Give back every record verbatim, but not the pictures.
Top of Provided records
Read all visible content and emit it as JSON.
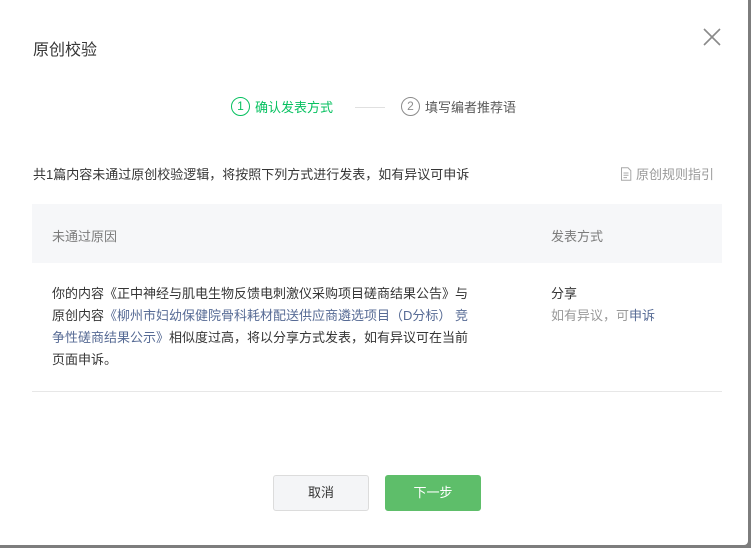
{
  "dialog": {
    "title": "原创校验",
    "close_icon": "close-icon"
  },
  "steps": [
    {
      "num": "1",
      "label": "确认发表方式",
      "active": true
    },
    {
      "num": "2",
      "label": "填写编者推荐语",
      "active": false
    }
  ],
  "summary": "共1篇内容未通过原创校验逻辑，将按照下列方式进行发表，如有异议可申诉",
  "guide": {
    "label": "原创规则指引",
    "icon": "document-icon"
  },
  "table": {
    "headers": [
      "未通过原因",
      "发表方式"
    ],
    "rows": [
      {
        "reason_prefix": "你的内容《正中神经与肌电生物反馈电刺激仪采购项目磋商结果公告》与原创内容",
        "reason_link": "《柳州市妇幼保健院骨科耗材配送供应商遴选项目（D分标） 竞争性磋商结果公示》",
        "reason_suffix": "相似度过高，将以分享方式发表，如有异议可在当前页面申诉。",
        "method": "分享",
        "method_note_prefix": "如有异议，可",
        "method_note_link": "申诉"
      }
    ]
  },
  "buttons": {
    "cancel": "取消",
    "next": "下一步"
  },
  "colors": {
    "accent": "#07c160",
    "button_primary": "#5ebe6a",
    "link": "#576b95"
  }
}
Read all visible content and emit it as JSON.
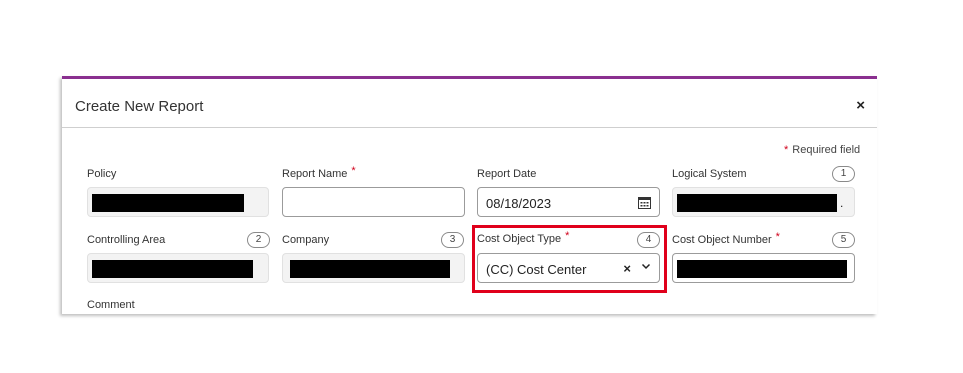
{
  "dialog": {
    "title": "Create New Report",
    "close_glyph": "×",
    "required_note": "Required field",
    "required_star": "*"
  },
  "fields": {
    "policy": {
      "label": "Policy"
    },
    "report_name": {
      "label": "Report Name",
      "value": ""
    },
    "report_date": {
      "label": "Report Date",
      "value": "08/18/2023"
    },
    "logical_system": {
      "label": "Logical System",
      "badge": "1",
      "trailing": "."
    },
    "controlling_area": {
      "label": "Controlling Area",
      "badge": "2"
    },
    "company": {
      "label": "Company",
      "badge": "3"
    },
    "cost_object_type": {
      "label": "Cost Object Type",
      "badge": "4",
      "value": "(CC) Cost Center",
      "clear_glyph": "×"
    },
    "cost_object_number": {
      "label": "Cost Object Number",
      "badge": "5"
    },
    "comment": {
      "label": "Comment"
    }
  },
  "icons": {
    "calendar": "calendar-icon",
    "clear": "close-icon",
    "dropdown": "chevron-down-icon"
  },
  "colors": {
    "accent_bar": "#8a2f8f",
    "required_star": "#d0011b",
    "highlight_box": "#e0001b"
  }
}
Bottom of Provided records
#### [Solution to this task]
Read all visible content and emit it as JSON.
{
  "dialog": {
    "title": "原创校验",
    "close_icon": "close-icon"
  },
  "steps": [
    {
      "num": "1",
      "label": "确认发表方式",
      "active": true
    },
    {
      "num": "2",
      "label": "填写编者推荐语",
      "active": false
    }
  ],
  "summary": "共1篇内容未通过原创校验逻辑，将按照下列方式进行发表，如有异议可申诉",
  "guide": {
    "label": "原创规则指引",
    "icon": "document-icon"
  },
  "table": {
    "headers": [
      "未通过原因",
      "发表方式"
    ],
    "rows": [
      {
        "reason_prefix": "你的内容《正中神经与肌电生物反馈电刺激仪采购项目磋商结果公告》与原创内容",
        "reason_link": "《柳州市妇幼保健院骨科耗材配送供应商遴选项目（D分标） 竞争性磋商结果公示》",
        "reason_suffix": "相似度过高，将以分享方式发表，如有异议可在当前页面申诉。",
        "method": "分享",
        "method_note_prefix": "如有异议，可",
        "method_note_link": "申诉"
      }
    ]
  },
  "buttons": {
    "cancel": "取消",
    "next": "下一步"
  },
  "colors": {
    "accent": "#07c160",
    "button_primary": "#5ebe6a",
    "link": "#576b95"
  }
}
Read all visible content and emit it as JSON.
{
  "dialog": {
    "title": "Create New Report",
    "close_glyph": "×",
    "required_note": "Required field",
    "required_star": "*"
  },
  "fields": {
    "policy": {
      "label": "Policy"
    },
    "report_name": {
      "label": "Report Name",
      "value": ""
    },
    "report_date": {
      "label": "Report Date",
      "value": "08/18/2023"
    },
    "logical_system": {
      "label": "Logical System",
      "badge": "1",
      "trailing": "."
    },
    "controlling_area": {
      "label": "Controlling Area",
      "badge": "2"
    },
    "company": {
      "label": "Company",
      "badge": "3"
    },
    "cost_object_type": {
      "label": "Cost Object Type",
      "badge": "4",
      "value": "(CC) Cost Center",
      "clear_glyph": "×"
    },
    "cost_object_number": {
      "label": "Cost Object Number",
      "badge": "5"
    },
    "comment": {
      "label": "Comment"
    }
  },
  "icons": {
    "calendar": "calendar-icon",
    "clear": "close-icon",
    "dropdown": "chevron-down-icon"
  },
  "colors": {
    "accent_bar": "#8a2f8f",
    "required_star": "#d0011b",
    "highlight_box": "#e0001b"
  }
}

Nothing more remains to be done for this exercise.